- **WORK REQUEST**
Retype the full listing without altering anything.

- **TASK INPUT**

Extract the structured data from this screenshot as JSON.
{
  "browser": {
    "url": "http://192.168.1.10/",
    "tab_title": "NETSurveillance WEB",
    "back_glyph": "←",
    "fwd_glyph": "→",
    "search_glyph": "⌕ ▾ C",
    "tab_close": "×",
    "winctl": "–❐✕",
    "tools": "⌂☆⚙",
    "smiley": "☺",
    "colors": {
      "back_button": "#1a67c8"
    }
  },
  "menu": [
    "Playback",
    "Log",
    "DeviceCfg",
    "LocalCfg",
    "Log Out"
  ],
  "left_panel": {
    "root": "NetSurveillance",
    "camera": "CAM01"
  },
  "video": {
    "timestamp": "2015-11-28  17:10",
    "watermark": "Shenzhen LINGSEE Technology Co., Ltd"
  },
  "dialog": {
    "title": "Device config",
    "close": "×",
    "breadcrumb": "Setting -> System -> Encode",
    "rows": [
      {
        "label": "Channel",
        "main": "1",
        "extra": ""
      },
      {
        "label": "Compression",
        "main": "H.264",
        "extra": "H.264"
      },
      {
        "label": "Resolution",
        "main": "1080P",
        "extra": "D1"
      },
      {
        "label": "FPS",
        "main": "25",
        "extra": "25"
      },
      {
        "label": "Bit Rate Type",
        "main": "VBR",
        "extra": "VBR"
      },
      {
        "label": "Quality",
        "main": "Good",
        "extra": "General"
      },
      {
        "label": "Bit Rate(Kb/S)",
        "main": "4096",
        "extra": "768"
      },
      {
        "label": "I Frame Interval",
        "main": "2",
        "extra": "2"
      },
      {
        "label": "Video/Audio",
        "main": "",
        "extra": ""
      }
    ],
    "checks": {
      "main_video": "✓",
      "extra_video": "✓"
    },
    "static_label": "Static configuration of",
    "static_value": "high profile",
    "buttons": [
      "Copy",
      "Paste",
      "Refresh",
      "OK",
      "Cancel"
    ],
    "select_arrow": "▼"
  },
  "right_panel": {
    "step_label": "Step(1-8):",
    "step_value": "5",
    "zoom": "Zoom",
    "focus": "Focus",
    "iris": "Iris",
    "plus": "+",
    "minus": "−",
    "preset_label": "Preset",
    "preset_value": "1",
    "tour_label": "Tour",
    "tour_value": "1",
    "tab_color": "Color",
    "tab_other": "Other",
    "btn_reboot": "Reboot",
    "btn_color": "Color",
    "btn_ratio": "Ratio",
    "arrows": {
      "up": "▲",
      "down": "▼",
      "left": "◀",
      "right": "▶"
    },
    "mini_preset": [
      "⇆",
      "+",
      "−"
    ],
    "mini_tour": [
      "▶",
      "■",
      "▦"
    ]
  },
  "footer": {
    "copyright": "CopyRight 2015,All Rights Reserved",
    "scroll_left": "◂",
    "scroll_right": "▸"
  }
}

- **WRITTEN SOLUTION**
Extract the structured data from this screenshot as JSON.
{
  "browser": {
    "url": "http://192.168.1.10/",
    "tab_title": "NETSurveillance WEB",
    "back_glyph": "←",
    "fwd_glyph": "→",
    "search_glyph": "⌕ ▾ C",
    "tab_close": "×",
    "winctl": "–❐✕",
    "tools": "⌂☆⚙",
    "smiley": "☺",
    "colors": {
      "back_button": "#1a67c8"
    }
  },
  "menu": [
    "Playback",
    "Log",
    "DeviceCfg",
    "LocalCfg",
    "Log Out"
  ],
  "left_panel": {
    "root": "NetSurveillance",
    "camera": "CAM01"
  },
  "video": {
    "timestamp": "2015-11-28  17:10",
    "watermark": "Shenzhen LINGSEE Technology Co., Ltd"
  },
  "dialog": {
    "title": "Device config",
    "close": "×",
    "breadcrumb": "Setting -> System -> Encode",
    "rows": [
      {
        "label": "Channel",
        "main": "1",
        "extra": ""
      },
      {
        "label": "Compression",
        "main": "H.264",
        "extra": "H.264"
      },
      {
        "label": "Resolution",
        "main": "1080P",
        "extra": "D1"
      },
      {
        "label": "FPS",
        "main": "25",
        "extra": "25"
      },
      {
        "label": "Bit Rate Type",
        "main": "VBR",
        "extra": "VBR"
      },
      {
        "label": "Quality",
        "main": "Good",
        "extra": "General"
      },
      {
        "label": "Bit Rate(Kb/S)",
        "main": "4096",
        "extra": "768"
      },
      {
        "label": "I Frame Interval",
        "main": "2",
        "extra": "2"
      },
      {
        "label": "Video/Audio",
        "main": "",
        "extra": ""
      }
    ],
    "checks": {
      "main_video": "✓",
      "extra_video": "✓"
    },
    "static_label": "Static configuration of",
    "static_value": "high profile",
    "buttons": [
      "Copy",
      "Paste",
      "Refresh",
      "OK",
      "Cancel"
    ],
    "select_arrow": "▼"
  },
  "right_panel": {
    "step_label": "Step(1-8):",
    "step_value": "5",
    "zoom": "Zoom",
    "focus": "Focus",
    "iris": "Iris",
    "plus": "+",
    "minus": "−",
    "preset_label": "Preset",
    "preset_value": "1",
    "tour_label": "Tour",
    "tour_value": "1",
    "tab_color": "Color",
    "tab_other": "Other",
    "btn_reboot": "Reboot",
    "btn_color": "Color",
    "btn_ratio": "Ratio",
    "arrows": {
      "up": "▲",
      "down": "▼",
      "left": "◀",
      "right": "▶"
    },
    "mini_preset": [
      "⇆",
      "+",
      "−"
    ],
    "mini_tour": [
      "▶",
      "■",
      "▦"
    ]
  },
  "footer": {
    "copyright": "CopyRight 2015,All Rights Reserved",
    "scroll_left": "◂",
    "scroll_right": "▸"
  }
}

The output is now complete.